Briggs, C.J. 1988. Senega Snakeroot, a Traditional Canadian Herbal Medicine. Canadian Pharmaceutical Journal March: 199-201.

Budd, A.C., Looman, J. and Best, K.F. 1987. Budd’s Flora of the Canadian Prairie Provinces. Research Branch, Agriculture Canada, Ottawa, ON, Publication 1662.

Castleman, M.. 1991. The Healing Herbs. Rodale Press, Emmaus, PA.

Chandler, R.F. 1989. Yarrow. Canadian Pharmaceutical Journal January: 41-43.

Clark, Harvey. 1998. Finding and Developing an Export Market for Medicinal Herbs. Proceedings of the Prairie Medicinal and Aromatic Plant Conference 1998, Saskatoon, SK, pp. 90 - 93. (Yarrow, Catnip, Licorice, Skullcap, Burdock, Nettle)

Fairbairn, C. 1995. The Grower’s Guide to Herbs and Spices. University Extension Press, Extension Division, University of Saskatchewan, Saskatoon, SK.

Foster, S. 1993. Herbal Renaissance. Peregrine Smith Books, Layton, Utah.

Hagemann, R.C., Burnham, T.H., Granick, B., and Neubauer, D., eds. 1996. Burdock. The Review of Natural Products. Facts and Comparisons, St. Louis, MO.

Hagemann, R.C., Burnham, T.H., and Neubauer, D., eds. 1997. Nettles. The Review of Natural Products. Fact and Comparisons, St. Louis, MO.

Halva, S. and Craker, L.E. 1996. Manual for Northern Herb Growers. HSMP Press, Amherst, MA.

Health Canada. Drug Product Database

Hebel, S.K., Burnham, T.H., Bell, W.L., Schweain, S.L., Short, R.M., and Snitker, J.A., eds. 1998. Dandelion. The Review of Natural Products. Facts and Comparisons, St. Louis, MO.

Hebel, S.K., Burnham, T.H., Schweain, S.L., and Short, R.M., eds. 1998. Licorice. The Lawrence Review of Natural Products. Facts and Comparisons, St. Louis, MO.

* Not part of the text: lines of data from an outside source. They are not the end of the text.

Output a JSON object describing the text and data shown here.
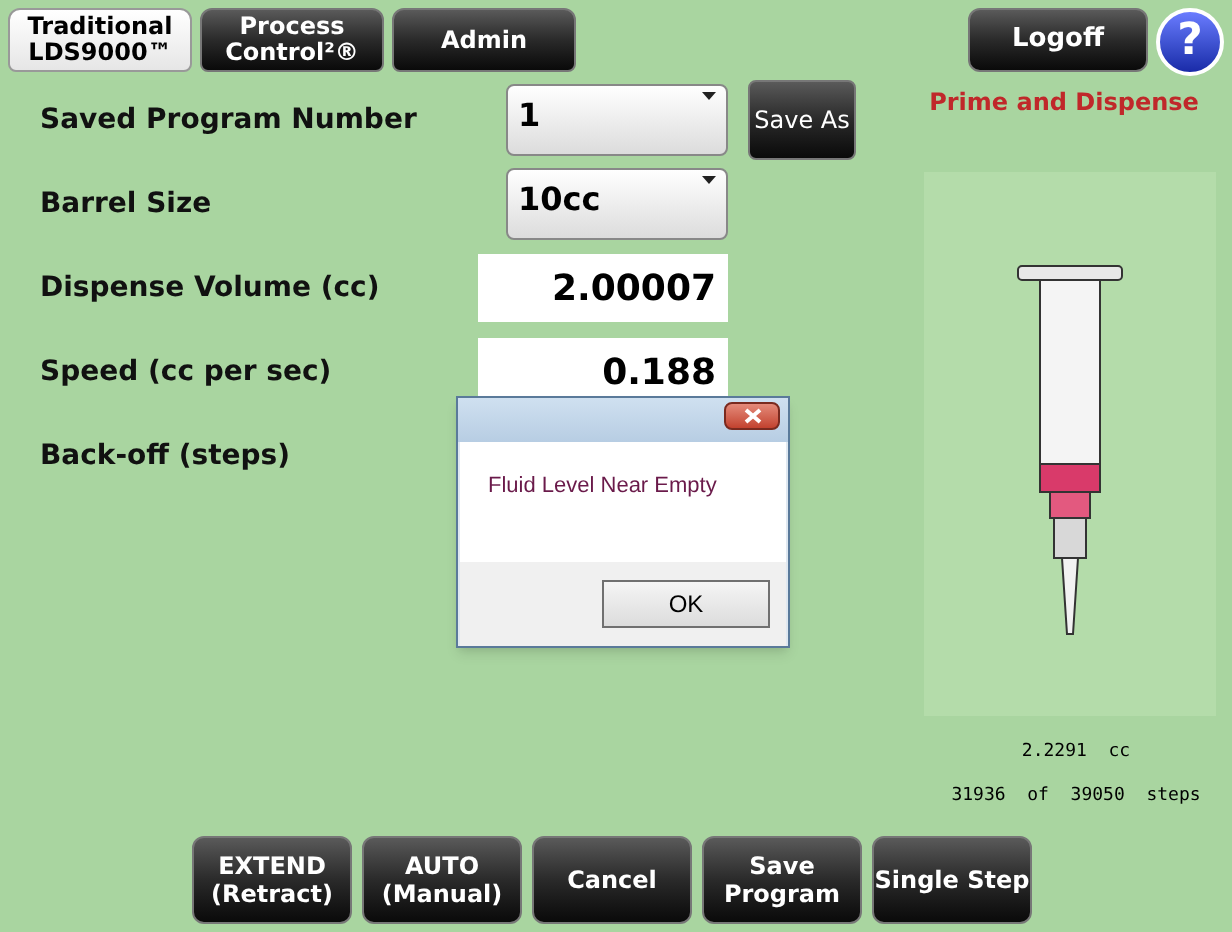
{
  "tabs": [
    {
      "label": "Traditional\nLDS9000™",
      "selected": true
    },
    {
      "label": "Process\nControl²®",
      "selected": false
    },
    {
      "label": "Admin",
      "selected": false
    }
  ],
  "logoff_button": "Logoff",
  "help_button": "?",
  "mode_title": "Prime and Dispense",
  "fields": [
    {
      "label": "Saved Program Number",
      "kind": "dropdown",
      "value": "1"
    },
    {
      "label": "Barrel Size",
      "kind": "dropdown",
      "value": "10cc"
    },
    {
      "label": "Dispense Volume (cc)",
      "kind": "input",
      "value": "2.00007"
    },
    {
      "label": "Speed (cc per sec)",
      "kind": "input",
      "value": "0.188"
    },
    {
      "label": "Back-off (steps)",
      "kind": "covered"
    }
  ],
  "save_as_button": "Save As",
  "syringe": {
    "volume": "2.2291  cc",
    "steps": "31936  of  39050  steps"
  },
  "buttons": [
    "EXTEND\n(Retract)",
    "AUTO\n(Manual)",
    "Cancel",
    "Save\nProgram",
    "Single Step"
  ],
  "dialog": {
    "message": "Fluid Level Near Empty",
    "ok_button": "OK"
  }
}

Hebel, S.K., Burnham, T.H., Schweain, S.L., and Short, R.M., eds. 1998. Plantain. The Lawrence Review of Natural Products. Facts and Comparisons, St. Louis, MO.

Hebel, S.K., Burnham, T.H., Bell, W.L., Huenefeld, L.G., Short, R.M., and Pier, T.A., eds. 1998. Yarrow. The Lawrence Review of Natural Products. Facts and Comparisons, St. Louis, MO.

Kenkle, N.C. and Turcotte, C. 1996. The Ethnobotany and Economics of Seneca Snakeroot, Polygala senega L. Unpublished manuscript, Department of Botany, University of Manitoba, Winnipeg, MB.

Kiehn, F. and Reimer, M. 1993. Alternative Crops for the Prairies. Agriculture Canada Publication 1887/E. Agriculture Canada, Ottawa, ON.

Marles, R.J., Clavelle, C., Monteleone, L., Spence, N., Burns, D., Paquette, D., and Rudiak, C. In press. Plants Used by First Nations People in Canada’s Northwest Boreal Forest. Canadian Forest Service / UBC Press, Vancouver, BC.

Mater Engineering Ltd. 1993. Special Forest Products Market Analysis for Saskatchewan Timberlands Division, Weyerhaeuser Canada, Ltd. Natural Resources Canada, Canadian Forest Service, and Saskatchewan Environment and Resource Management, Forestry Branch, Canada-Saskatchewan Partnership Agreement in Forestry Project No. 3017.

Olin. B.R., ed. 1993. Evening Primrose. The Lawrence Review of Natural Products. Facts and Comparisons, St. Louis, MO.

Tyler, V.E. 1993. The Honest Herbal. Pharmaceutical Products Press, New York, NY.

Willard, T. 1996. Herbs for Your Health. Proceedings of the Prairie Medicinal and Aromatic Plant Conference, 1996, Olds. AB, pp. 91 - 94.

Willard. T. 1997. Growing Herbs for Fun and Profit. Proceedings of the Prairie Medicinal and Aromatic Plant Conference ’97, Brandon, MB, pp. 117 - 118.